» WORK REQUIRED:
Each line of the entries below that includes "bytes" belongs in your answer.

⟨

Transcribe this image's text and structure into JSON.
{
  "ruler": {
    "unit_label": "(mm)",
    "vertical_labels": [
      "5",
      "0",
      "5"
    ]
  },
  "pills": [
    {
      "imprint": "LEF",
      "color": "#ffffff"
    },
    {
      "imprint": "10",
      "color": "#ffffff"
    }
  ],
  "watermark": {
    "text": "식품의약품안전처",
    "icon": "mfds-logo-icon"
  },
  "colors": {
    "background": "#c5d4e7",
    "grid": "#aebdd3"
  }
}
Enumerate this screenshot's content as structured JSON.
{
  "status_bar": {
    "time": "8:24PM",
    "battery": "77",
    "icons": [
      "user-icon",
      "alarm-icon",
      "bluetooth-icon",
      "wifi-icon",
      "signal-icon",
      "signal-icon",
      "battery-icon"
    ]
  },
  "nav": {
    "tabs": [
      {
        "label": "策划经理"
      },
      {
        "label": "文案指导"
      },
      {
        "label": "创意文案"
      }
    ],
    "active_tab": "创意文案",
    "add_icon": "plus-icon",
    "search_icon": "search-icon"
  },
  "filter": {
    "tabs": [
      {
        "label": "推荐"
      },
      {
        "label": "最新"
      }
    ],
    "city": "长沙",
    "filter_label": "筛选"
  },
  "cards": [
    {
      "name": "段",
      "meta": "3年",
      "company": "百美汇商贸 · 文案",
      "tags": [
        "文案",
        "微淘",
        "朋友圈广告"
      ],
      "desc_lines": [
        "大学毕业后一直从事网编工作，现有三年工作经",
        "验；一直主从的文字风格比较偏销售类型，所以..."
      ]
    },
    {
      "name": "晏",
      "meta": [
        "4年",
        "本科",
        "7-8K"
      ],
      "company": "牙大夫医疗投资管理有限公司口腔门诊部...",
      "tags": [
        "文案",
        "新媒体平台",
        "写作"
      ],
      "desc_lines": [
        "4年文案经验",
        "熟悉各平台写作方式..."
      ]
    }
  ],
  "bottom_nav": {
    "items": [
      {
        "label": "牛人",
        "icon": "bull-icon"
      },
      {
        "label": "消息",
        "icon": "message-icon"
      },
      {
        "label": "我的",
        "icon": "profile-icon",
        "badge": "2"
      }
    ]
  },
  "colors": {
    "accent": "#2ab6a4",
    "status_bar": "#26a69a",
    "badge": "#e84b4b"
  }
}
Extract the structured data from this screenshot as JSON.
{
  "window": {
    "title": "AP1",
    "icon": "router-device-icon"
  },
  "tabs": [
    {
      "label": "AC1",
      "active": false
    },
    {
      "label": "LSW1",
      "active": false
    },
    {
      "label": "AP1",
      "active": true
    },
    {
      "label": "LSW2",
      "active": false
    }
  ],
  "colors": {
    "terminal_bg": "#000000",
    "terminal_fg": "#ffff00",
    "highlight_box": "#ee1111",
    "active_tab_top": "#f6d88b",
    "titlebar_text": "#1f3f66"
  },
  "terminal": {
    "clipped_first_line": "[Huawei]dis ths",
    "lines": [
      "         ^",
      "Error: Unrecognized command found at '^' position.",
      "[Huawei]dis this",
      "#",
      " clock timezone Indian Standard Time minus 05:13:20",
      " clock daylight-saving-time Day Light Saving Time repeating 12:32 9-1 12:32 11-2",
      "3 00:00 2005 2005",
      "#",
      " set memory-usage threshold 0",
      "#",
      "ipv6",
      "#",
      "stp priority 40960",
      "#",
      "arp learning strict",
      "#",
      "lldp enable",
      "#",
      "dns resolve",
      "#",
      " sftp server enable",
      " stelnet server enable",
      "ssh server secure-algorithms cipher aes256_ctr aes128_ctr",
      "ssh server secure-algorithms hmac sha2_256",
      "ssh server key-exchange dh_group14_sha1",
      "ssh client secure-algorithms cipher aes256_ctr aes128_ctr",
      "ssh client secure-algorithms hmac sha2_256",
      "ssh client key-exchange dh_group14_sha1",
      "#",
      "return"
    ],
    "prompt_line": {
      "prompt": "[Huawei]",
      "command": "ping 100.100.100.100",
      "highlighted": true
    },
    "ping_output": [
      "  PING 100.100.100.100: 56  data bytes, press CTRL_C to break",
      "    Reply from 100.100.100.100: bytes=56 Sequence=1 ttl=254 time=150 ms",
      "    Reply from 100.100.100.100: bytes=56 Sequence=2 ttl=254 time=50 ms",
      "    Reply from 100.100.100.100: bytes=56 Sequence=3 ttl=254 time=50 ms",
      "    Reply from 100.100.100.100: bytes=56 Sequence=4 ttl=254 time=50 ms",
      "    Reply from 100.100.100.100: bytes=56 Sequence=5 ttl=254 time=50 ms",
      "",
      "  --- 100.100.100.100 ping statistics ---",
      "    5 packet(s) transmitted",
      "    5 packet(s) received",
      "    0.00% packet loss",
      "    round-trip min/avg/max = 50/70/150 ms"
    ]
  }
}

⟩

» SOLUTION TO THIS TASK:
      "  PING 100.100.100.100: 56  data bytes, press CTRL_C to break",
      "    Reply from 100.100.100.100: bytes=56 Sequence=1 ttl=254 time=150 ms",
      "    Reply from 100.100.100.100: bytes=56 Sequence=2 ttl=254 time=50 ms",
      "    Reply from 100.100.100.100: bytes=56 Sequence=3 ttl=254 time=50 ms",
      "    Reply from 100.100.100.100: bytes=56 Sequence=4 ttl=254 time=50 ms",
      "    Reply from 100.100.100.100: bytes=56 Sequence=5 ttl=254 time=50 ms",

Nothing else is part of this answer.